Ah, but I suspect I know the answer, and it’s a depressingly familiar one: given the sheer number of bugs I encountered, especially towards the end of the game, it’s clear that Chinatown Detective Agency has been released long before it was ready. The game starts off small with the odd piece of missing dialogue or non-functioning button that can be worked around, but after I passed the three hour mark things escalated quickly. There was a persistent audio bug where all sounds other than ambient background noises would stop playing, which led to a couple of silent movie shootouts, and at one point the interface completely locked up and I had to restart the game — since Chinatown Detective Agency only lets you save your game in between cases, this meant I had to restart the case I was working on from scratch. The passage of time seemed to go haywire at the end of the game and demanded three rent payments in one go, which would have potentially been game-ending if money actually mattered in any way whatsoever. Most unforgivably of all, though, is that, in a game with puzzle mechanics no more complex than “look at this image and then type an answer into a text box”, there are still puzzles that are flat-out broken. The most annoying example of this was a puzzle where I had to get a code by converting ancient Babylonian numbers into Arabic ones; the image you’re shown has five space-separated numbers, but the solution assumes that you only have four, with the third and fourth “digits” concatenated into a single number. Babylonian numbers are a base 60 counting system so the principles don’t fully translate, but a bad analogy is that it’s a bit like accidentally giving a puzzle clue that led to an answer of 10,140 instead of 1,014. You had one job, Chinatown Detective Agency!

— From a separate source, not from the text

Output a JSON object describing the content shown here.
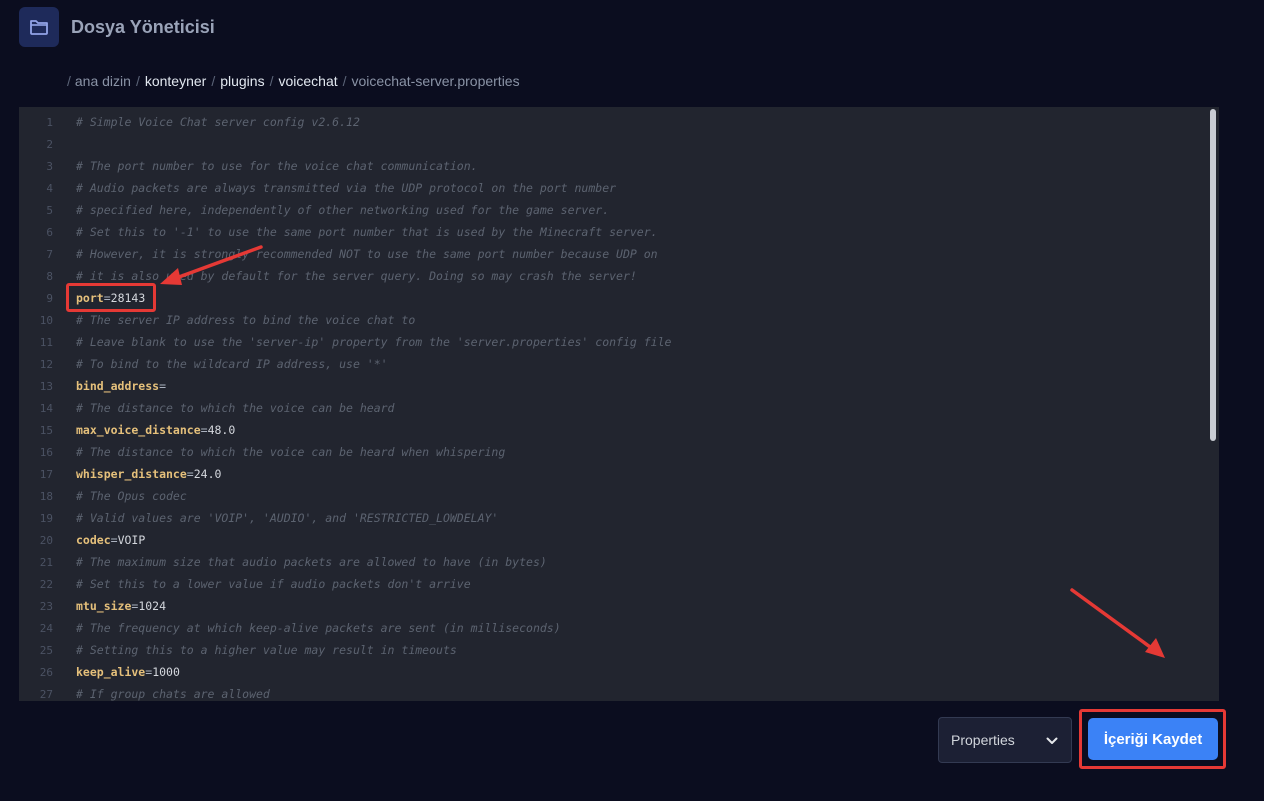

And you couldn’t even do that right.
It was at this point that I stopped giving Chinatown Detective Agency the benefit of the doubt. It’s a fundamentally misconceived game that has no idea how to leverage its strengths and which spends most of its time actively sabotaging itself, and whose few good ideas are truly exceptional because they fly in the face of the entire rest of the game. It has a main story that goes nowhere, it contains far too much mechanical friction for something that’s so lightweight thanks to outsourcing most of its gameplay to Google, and while it’s not the worst adventure game I’ve played recently — Zak McKraken made me truly miserable, while Chinatown Detective Agency merely made me extremely pissed off — Chinatown Detective Agency doesn’t have the excuse of being released in 1988 before we’d really figured out how to do graphic adventure games. I don’t think it’s a game I’d recommend to anyone, under any circumstances; if you have a particular hankering for a cyberpunk adventure game, try the Wadjet Eye stuff instead.